  • Rock on - Be open, be free, be focused,  Answer questions to the point, don't wind into to unwanted areas. 
This is where you get a chance to decide whether or not you want to be part of this organization if an offer were to be made. For this reason, you should take your time, ask what you need to, get as much data as you can. 

The Offer

You are here because previous chambers have been positive. You have made a positive impression and are ready to receive that call.  If you have the luxury of refusing an offer that is lower than what you are making, you should, unless your Quan is significantly disturbed that would need you to opt out of your current job,
Things to focus on the offer;
  • The Base: Your base salary is what you take home. That is the one that puts the bread on the table for sure.  Bonuses and other promises are nice but not guaranteed unless contractual.
  • The Benefits: Very important perspective that can either make or break. You should consider health, dental, retirement contribution etc etc.
  • The Bonus: Bonuses are promises that might pay out well or never materialize. For this reason, its very important to get your 'Base' where you are comfortable with. That said, in some cases, companies are known to go lower on the base but have a large variable bonus component. If you see that model working for you, get some historical data of how that worked for others to help your decision making process.
  • The Perks: Perks are things a company goes above and beyond with. These matter a lot to some folk. Understand what these are and see how they impact you.
  • The RSU: If your target company can offer RSU's, ensure you negotiate a good settlement. Working for your employer is a mutually beneficial relationship. You want the share price to climb and they do as well, RSU's are a mechanism that make you feel like an invested owner.
  • The Relo: If you need to move to join the new gig, ask about the relocation expenses your employer would bear. 
  • Sign On: Many employers will give you a sign-on that kinda represents a good-faith from their end. Ask for this else you might be leaving money on the table.

The Commitment

This is where you say "Yes or No!!!!". It's a major decision. You need to be as sure as you can, you need to understand the change involved for you and yours and make a call. Hopefully its like below:

If you are now here, are entering your 'Honeymoon period' with your new company with a hope that it lasts as long as possible ;-)...

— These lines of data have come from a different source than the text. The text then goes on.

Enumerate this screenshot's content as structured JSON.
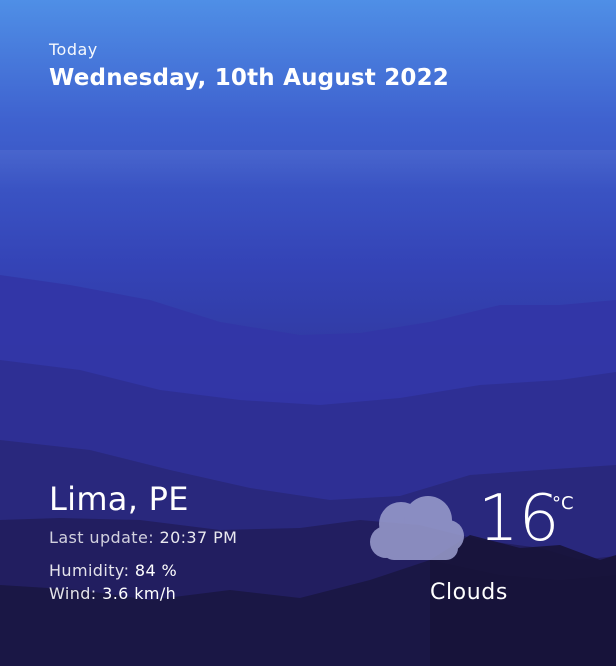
{
  "header": {
    "today_label": "Today",
    "date": "Wednesday, 10th August 2022"
  },
  "location": {
    "city": "Lima, PE",
    "last_update_label": "Last update:",
    "last_update_time": "20:37 PM",
    "humidity_label": "Humidity:",
    "humidity_value": "84 %",
    "wind_label": "Wind:",
    "wind_value": "3.6 km/h"
  },
  "weather": {
    "temperature": "16",
    "unit": "°C",
    "condition": "Clouds",
    "icon": "cloud-icon"
  },
  "colors": {
    "sky_top": "#4f8fe6",
    "sky_mid": "#3443b6",
    "mountain_dark": "#1a1745",
    "cloud": "#9c9fcf"
  }
}
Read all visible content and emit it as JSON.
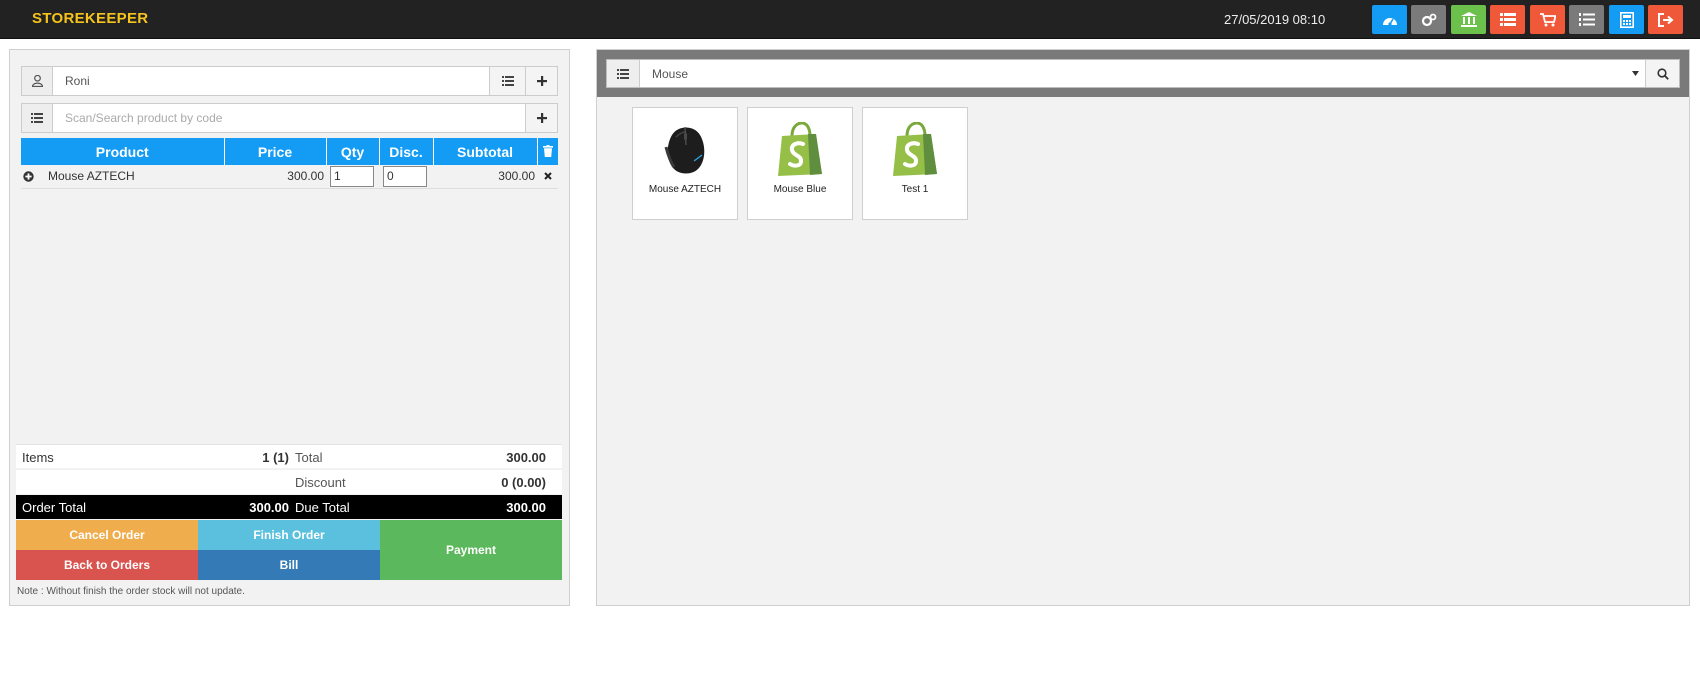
{
  "header": {
    "brand": "STOREKEEPER",
    "datetime": "27/05/2019 08:10",
    "buttons": [
      {
        "name": "dashboard",
        "color": "#149cf5"
      },
      {
        "name": "settings",
        "color": "#7a7a7a"
      },
      {
        "name": "bank",
        "color": "#6cc14d"
      },
      {
        "name": "list",
        "color": "#f0583a"
      },
      {
        "name": "cart",
        "color": "#f0583a"
      },
      {
        "name": "ordered-list",
        "color": "#7a7a7a"
      },
      {
        "name": "calculator",
        "color": "#149cf5"
      },
      {
        "name": "logout",
        "color": "#f0583a"
      }
    ]
  },
  "order": {
    "customer_value": "Roni",
    "search_placeholder": "Scan/Search product by code",
    "columns": {
      "product": "Product",
      "price": "Price",
      "qty": "Qty",
      "disc": "Disc.",
      "subtotal": "Subtotal"
    },
    "items": [
      {
        "product": "Mouse AZTECH",
        "price": "300.00",
        "qty": "1",
        "disc": "0",
        "subtotal": "300.00"
      }
    ],
    "totals": {
      "items_label": "Items",
      "items_value": "1 (1)",
      "total_label": "Total",
      "total_value": "300.00",
      "discount_label": "Discount",
      "discount_value": "0 (0.00)",
      "order_total_label": "Order Total",
      "order_total_value": "300.00",
      "due_total_label": "Due Total",
      "due_total_value": "300.00"
    },
    "actions": {
      "cancel": "Cancel Order",
      "finish": "Finish Order",
      "payment": "Payment",
      "back": "Back to Orders",
      "bill": "Bill"
    },
    "note": "Note : Without finish the order stock will not update."
  },
  "catalog": {
    "category_value": "Mouse",
    "products": [
      {
        "label": "Mouse AZTECH",
        "image": "mouse-image"
      },
      {
        "label": "Mouse Blue",
        "image": "shopify-bag-image"
      },
      {
        "label": "Test 1",
        "image": "shopify-bag-image"
      }
    ]
  },
  "colors": {
    "accent": "#149cf5",
    "cancel": "#f0ad4e",
    "finish": "#5bc0de",
    "payment": "#5cb85c",
    "back": "#d9534f",
    "bill": "#337ab7"
  }
}
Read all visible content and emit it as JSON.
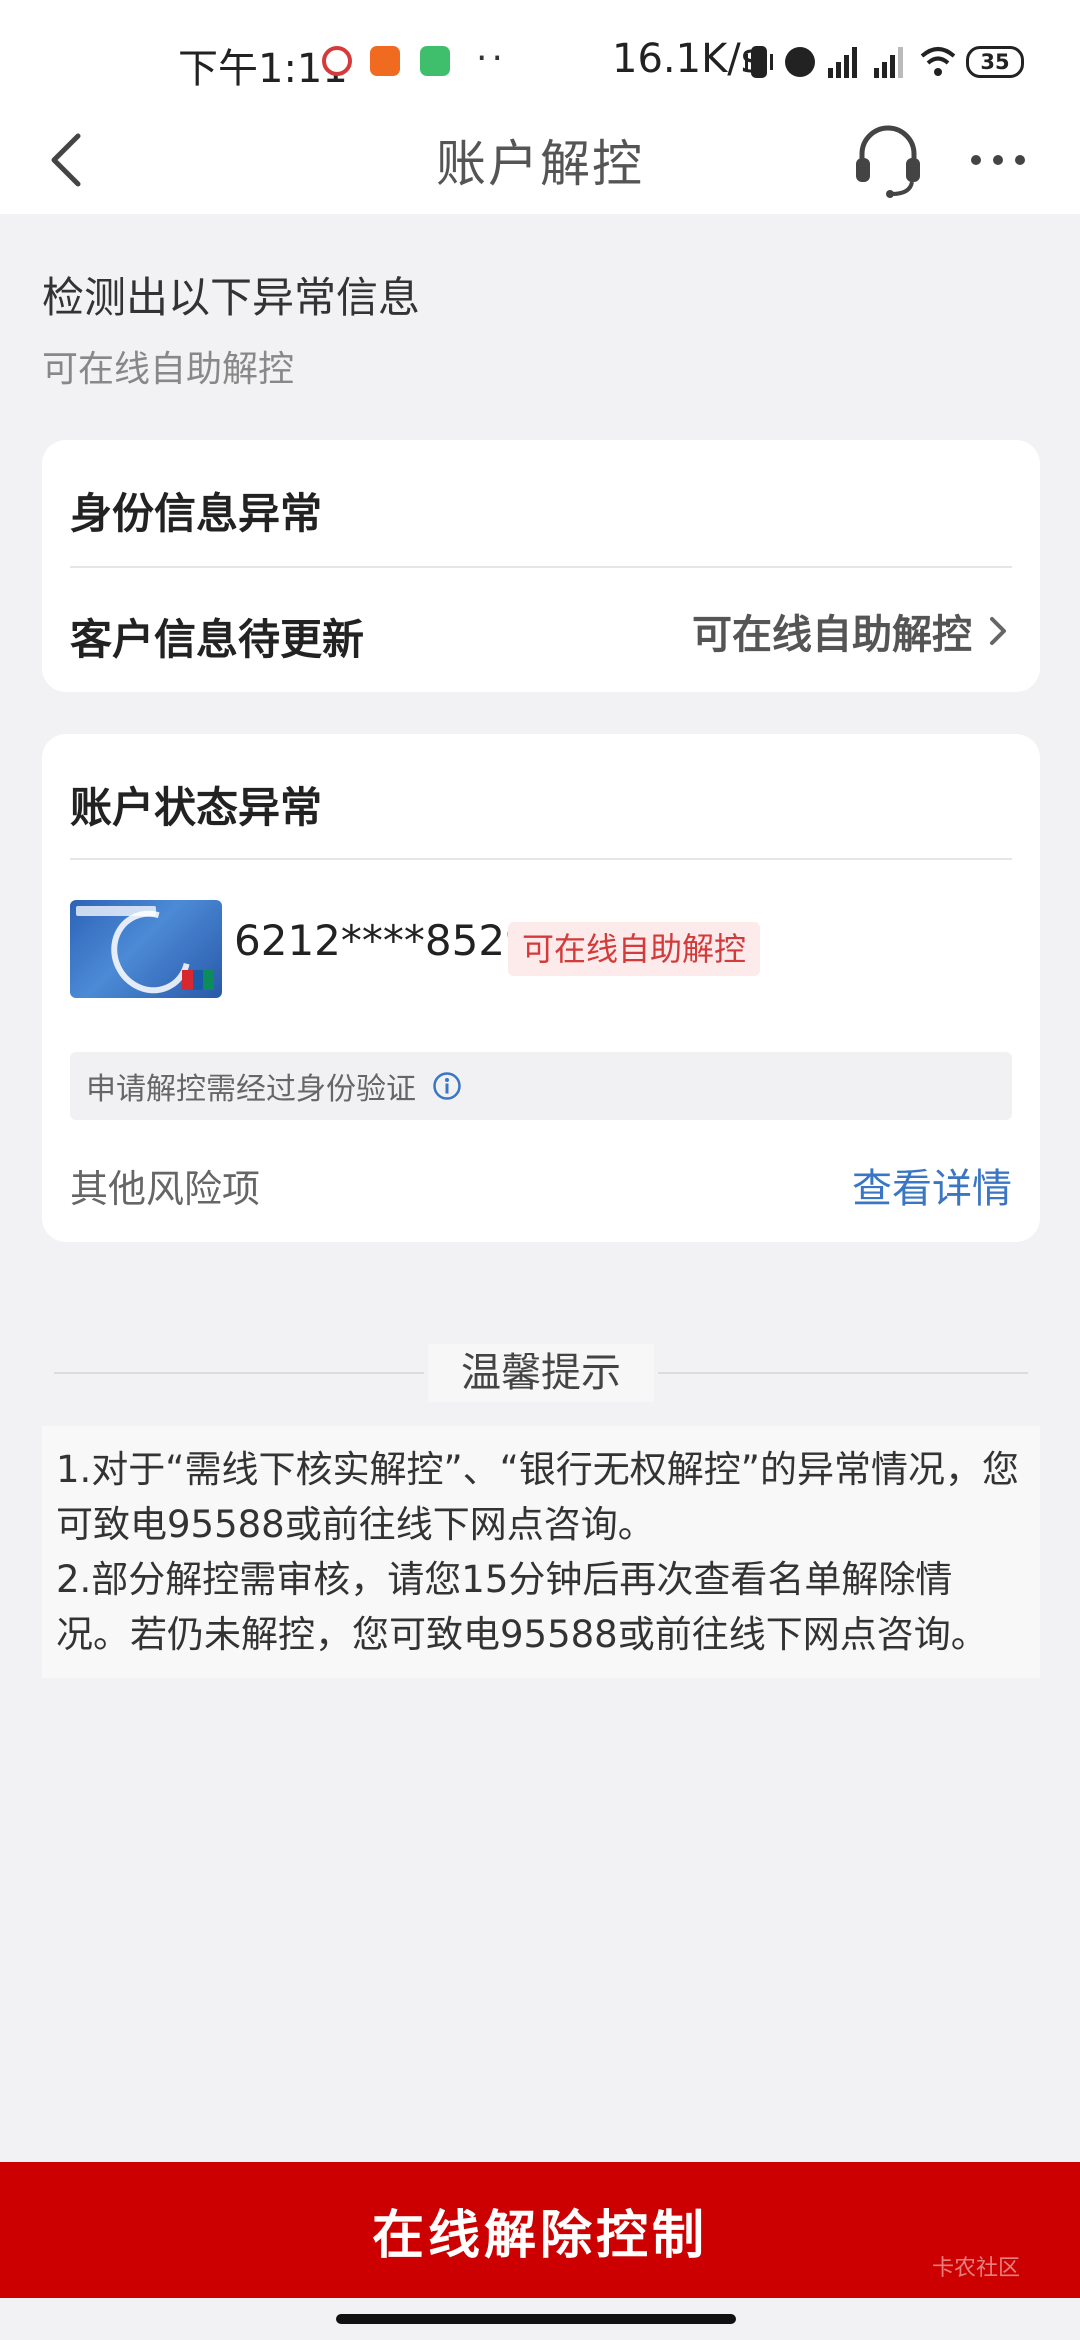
{
  "status_bar": {
    "time": "下午1:11",
    "network_speed": "16.1K/s",
    "battery": "35",
    "app_icons": [
      {
        "name": "china-merchants-icon",
        "color": "#d63b3b"
      },
      {
        "name": "taobao-icon",
        "color": "#f06a1f"
      },
      {
        "name": "security-app-icon",
        "color": "#3fbf6b"
      }
    ]
  },
  "nav": {
    "title": "账户解控"
  },
  "header": {
    "title": "检测出以下异常信息",
    "subtitle": "可在线自助解控"
  },
  "identity_card": {
    "heading": "身份信息异常",
    "row_label": "客户信息待更新",
    "row_action": "可在线自助解控"
  },
  "account_card": {
    "heading": "账户状态异常",
    "card_number": "6212****8529",
    "badge": "可在线自助解控",
    "verify_note": "申请解控需经过身份验证",
    "other_label": "其他风险项",
    "detail_link": "查看详情"
  },
  "tips": {
    "title": "温馨提示",
    "line1": "1.对于“需线下核实解控”、“银行无权解控”的异常情况，您可致电95588或前往线下网点咨询。",
    "line2": "2.部分解控需审核，请您15分钟后再次查看名单解除情况。若仍未解控，您可致电95588或前往线下网点咨询。"
  },
  "footer": {
    "button_label": "在线解除控制",
    "watermark": "卡农社区"
  },
  "colors": {
    "brand_red": "#cc0000",
    "link_blue": "#3a76c4",
    "badge_red": "#d33a3a"
  }
}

As mentioned at the beginning, this is me sharing an experience. I am at my new employer with whom I am having a blast but I thoroughly enjoyed working at my former employer. I leave you with some fond  memories of my time with my former employer.

Some Good References